▶ Description of the task
Below are some records; return each one exactly.

(Data items)
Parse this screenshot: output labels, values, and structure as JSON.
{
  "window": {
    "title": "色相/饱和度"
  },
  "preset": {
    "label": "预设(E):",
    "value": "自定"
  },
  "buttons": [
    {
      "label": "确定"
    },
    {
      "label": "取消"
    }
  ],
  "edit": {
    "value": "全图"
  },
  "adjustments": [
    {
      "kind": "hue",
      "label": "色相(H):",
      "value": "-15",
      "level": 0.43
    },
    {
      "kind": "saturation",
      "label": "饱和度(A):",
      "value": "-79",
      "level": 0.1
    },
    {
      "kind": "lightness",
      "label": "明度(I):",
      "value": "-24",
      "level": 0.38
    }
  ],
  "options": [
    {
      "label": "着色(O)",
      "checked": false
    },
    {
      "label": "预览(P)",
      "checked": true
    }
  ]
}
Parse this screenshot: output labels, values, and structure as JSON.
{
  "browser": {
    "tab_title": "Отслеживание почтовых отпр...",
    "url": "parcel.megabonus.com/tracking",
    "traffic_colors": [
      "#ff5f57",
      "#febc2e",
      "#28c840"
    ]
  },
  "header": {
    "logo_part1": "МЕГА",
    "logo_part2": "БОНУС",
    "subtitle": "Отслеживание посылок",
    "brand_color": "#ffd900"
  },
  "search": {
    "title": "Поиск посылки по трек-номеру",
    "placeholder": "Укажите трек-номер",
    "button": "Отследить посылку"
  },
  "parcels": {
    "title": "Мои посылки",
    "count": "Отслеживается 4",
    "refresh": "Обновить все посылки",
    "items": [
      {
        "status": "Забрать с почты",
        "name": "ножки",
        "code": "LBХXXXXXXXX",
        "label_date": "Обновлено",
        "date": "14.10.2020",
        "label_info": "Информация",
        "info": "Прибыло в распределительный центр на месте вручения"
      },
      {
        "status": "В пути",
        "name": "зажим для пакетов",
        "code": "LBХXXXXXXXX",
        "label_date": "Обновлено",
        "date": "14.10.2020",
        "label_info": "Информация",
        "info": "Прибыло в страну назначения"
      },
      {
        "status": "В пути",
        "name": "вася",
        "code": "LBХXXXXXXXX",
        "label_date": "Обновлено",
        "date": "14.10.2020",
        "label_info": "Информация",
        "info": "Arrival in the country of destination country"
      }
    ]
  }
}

▶ Completed task
Parse this screenshot: output labels, values, and structure as JSON.
{
  "window": {
    "title": "色相/饱和度"
  },
  "preset": {
    "label": "预设(E):",
    "value": "自定"
  },
  "buttons": [
    {
      "label": "确定"
    },
    {
      "label": "取消"
    }
  ],
  "edit": {
    "value": "全图"
  },
  "adjustments": [
    {
      "kind": "hue",
      "label": "色相(H):",
      "value": "-15",
      "level": 0.43
    },
    {
      "kind": "saturation",
      "label": "饱和度(A):",
      "value": "-79",
      "level": 0.1
    },
    {
      "kind": "lightness",
      "label": "明度(I):",
      "value": "-24",
      "level": 0.38
    }
  ],
  "options": [
    {
      "label": "着色(O)",
      "checked": false
    },
    {
      "label": "预览(P)",
      "checked": true
    }
  ]
}
Parse this screenshot: output labels, values, and structure as JSON.
{
  "browser": {
    "tab_title": "Отслеживание почтовых отпр...",
    "url": "parcel.megabonus.com/tracking",
    "traffic_colors": [
      "#ff5f57",
      "#febc2e",
      "#28c840"
    ]
  },
  "header": {
    "logo_part1": "МЕГА",
    "logo_part2": "БОНУС",
    "subtitle": "Отслеживание посылок",
    "brand_color": "#ffd900"
  },
  "search": {
    "title": "Поиск посылки по трек-номеру",
    "placeholder": "Укажите трек-номер",
    "button": "Отследить посылку"
  },
  "parcels": {
    "title": "Мои посылки",
    "count": "Отслеживается 4",
    "refresh": "Обновить все посылки",
    "items": [
      {
        "status": "Забрать с почты",
        "name": "ножки",
        "code": "LBХXXXXXXXX",
        "label_date": "Обновлено",
        "date": "14.10.2020",
        "label_info": "Информация",
        "info": "Прибыло в распределительный центр на месте вручения"
      },
      {
        "status": "В пути",
        "name": "зажим для пакетов",
        "code": "LBХXXXXXXXX",
        "label_date": "Обновлено",
        "date": "14.10.2020",
        "label_info": "Информация",
        "info": "Прибыло в страну назначения"
      },
      {
        "status": "В пути",
        "name": "вася",
        "code": "LBХXXXXXXXX",
        "label_date": "Обновлено",
        "date": "14.10.2020",
        "label_info": "Информация",
        "info": "Arrival in the country of destination country"
      }
    ]
  }
}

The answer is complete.